This post is by our student Charlotte – you can read more of her thoughts on her blog.
I have been asked so many times, ‘what is the point in studying history?’ and ‘what good is a history degree?’ So, I thought I would write a blog about it!
I have always been fascinated with the history of medicine and have recently been listening to an American podcast called This Podcast Will Kill You. It is hosted by two epidemiologists who discuss viruses and explore the biology of viruses, the history of the disease and the impact it has today. It was whilst listening that I thought, why are the sciences and humanities often put in opposing corners when this extremely successful podcast looks at the history of medicine as well as the science. They explain why it is important to understand the history of disease as often this explains people’s attitudes today. So, what better way to outline why history matters than with a 5-point list!!
1) We can learn from past experiences.
History allows us to explore the past, this could be in terms of politics, culture, gender, economics, religion etc. We are already (hopefully) learning from the mistakes made during the Covid-19 pandemic. This can extend further to see how people in the past responded to pandemics, what worked for them and what didn’t? We can see what happened when far right or far left groups entered politics and gained power. What were the warning signs, and can we spot them today to prevent any future harm?
2) To become good citizens.
A lot of citizen tests refer to the history of the country, this is partly to ensure that people have an understanding of why things are a certain way. Studying history means you can explore why people have fought and continue to fight in some countries for the vote and human rights. Homosexuality is still illegal in many countries and here in Britain the LGBTQ+ community can still receive hatred and hostility. Perhaps a better understanding of their struggle could create more empathy amongst the ignorant. Studying history enables us to think critically about information we receive and understand the origins, for example, why did we join the EU? Do those in power who argue against this understand the implications that could have?
3) To become better humans.
Studying history isn’t just about kings and queens (unless that’s what you’re interested in). History can be family history, learning about your ancestors or even your local community. This isn’t always positive but that isn’t a bad thing, it’s good to feel angry or disappointed about people’s past decisions. By feeling angry that means there has been a change and we can continue to change hopefully for the better. We can see how far humanity has come and explore where we could potentially go.
4) History directly impacts today.

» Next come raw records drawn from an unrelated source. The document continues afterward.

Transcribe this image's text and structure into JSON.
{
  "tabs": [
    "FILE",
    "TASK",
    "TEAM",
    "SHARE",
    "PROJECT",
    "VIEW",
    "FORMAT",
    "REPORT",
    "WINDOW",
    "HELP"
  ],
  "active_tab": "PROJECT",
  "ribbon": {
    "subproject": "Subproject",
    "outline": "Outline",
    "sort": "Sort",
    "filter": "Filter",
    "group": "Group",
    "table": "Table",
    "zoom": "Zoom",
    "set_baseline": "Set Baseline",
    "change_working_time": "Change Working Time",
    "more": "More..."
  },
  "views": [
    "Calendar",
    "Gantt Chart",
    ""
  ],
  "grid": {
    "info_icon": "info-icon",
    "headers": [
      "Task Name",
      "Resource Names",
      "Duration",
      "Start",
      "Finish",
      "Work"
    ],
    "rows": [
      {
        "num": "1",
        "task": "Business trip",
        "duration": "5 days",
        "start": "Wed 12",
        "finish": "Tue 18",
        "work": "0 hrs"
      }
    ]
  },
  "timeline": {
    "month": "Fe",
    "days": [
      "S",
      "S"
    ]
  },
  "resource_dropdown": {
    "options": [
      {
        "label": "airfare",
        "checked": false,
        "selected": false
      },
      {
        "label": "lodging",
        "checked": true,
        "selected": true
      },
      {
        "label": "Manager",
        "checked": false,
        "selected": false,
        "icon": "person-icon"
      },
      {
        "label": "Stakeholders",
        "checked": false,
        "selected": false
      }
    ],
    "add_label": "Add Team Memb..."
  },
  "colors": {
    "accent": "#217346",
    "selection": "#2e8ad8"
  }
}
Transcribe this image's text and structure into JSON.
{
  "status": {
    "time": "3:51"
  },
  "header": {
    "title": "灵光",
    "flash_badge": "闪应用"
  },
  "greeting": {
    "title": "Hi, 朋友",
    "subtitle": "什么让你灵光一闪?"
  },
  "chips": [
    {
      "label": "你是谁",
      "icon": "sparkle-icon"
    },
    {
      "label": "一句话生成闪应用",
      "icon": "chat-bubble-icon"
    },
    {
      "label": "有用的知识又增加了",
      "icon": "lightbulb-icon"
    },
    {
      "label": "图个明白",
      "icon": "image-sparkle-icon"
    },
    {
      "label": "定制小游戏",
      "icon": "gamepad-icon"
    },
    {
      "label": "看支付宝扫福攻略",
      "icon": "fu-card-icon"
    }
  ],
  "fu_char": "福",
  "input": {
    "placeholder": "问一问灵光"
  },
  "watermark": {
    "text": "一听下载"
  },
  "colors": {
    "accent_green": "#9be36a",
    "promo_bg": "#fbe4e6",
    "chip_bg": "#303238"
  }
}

History is often referred to as a ‘dead’ subject but decisions from the past can still be felt today. The media often claim that we should return to having the death penalty, but I feel that if people understood why the death penalty was abolished and what an execution actually looked like, then they wouldn’t be so quick to throw that idea around. The NHS has been in crisis for a long time, but do we understand why the welfare state was created and what we would lose if we no longer had it. We are so fortunate in this country to get free medical care but in countries such as America, there are those who can’t afford cancer treatment and who get into extreme debt because they can’t afford health insurance to cover their HIV medication.
5) History is fun!!!
So, after all that doom and gloom I thought I would end on a positive note. History is so much fun and isn’t just about remembering key dates. The areas to explore today are endless, history covers witchcraft and folklore, sexuality, sports and leisure, crime, the media, medicine and so on. I regularly feel like a curious child asking BUT WHY! The next time someone says, ‘can you get a job studying history’, the answer should be a big fat yes. You can get a job studying history, it provides opportunities to develop many transferable skills such as being analytical, being creative, being able to construct an argument and being able to communicate in a variety of different ways. But, job opportunities aside, it is a fascinating subject! I have really enjoyed the virtual talks from museums since Covid-19, but I can’t wait to be able to visit them again and absorb the history, when it is safe to do so.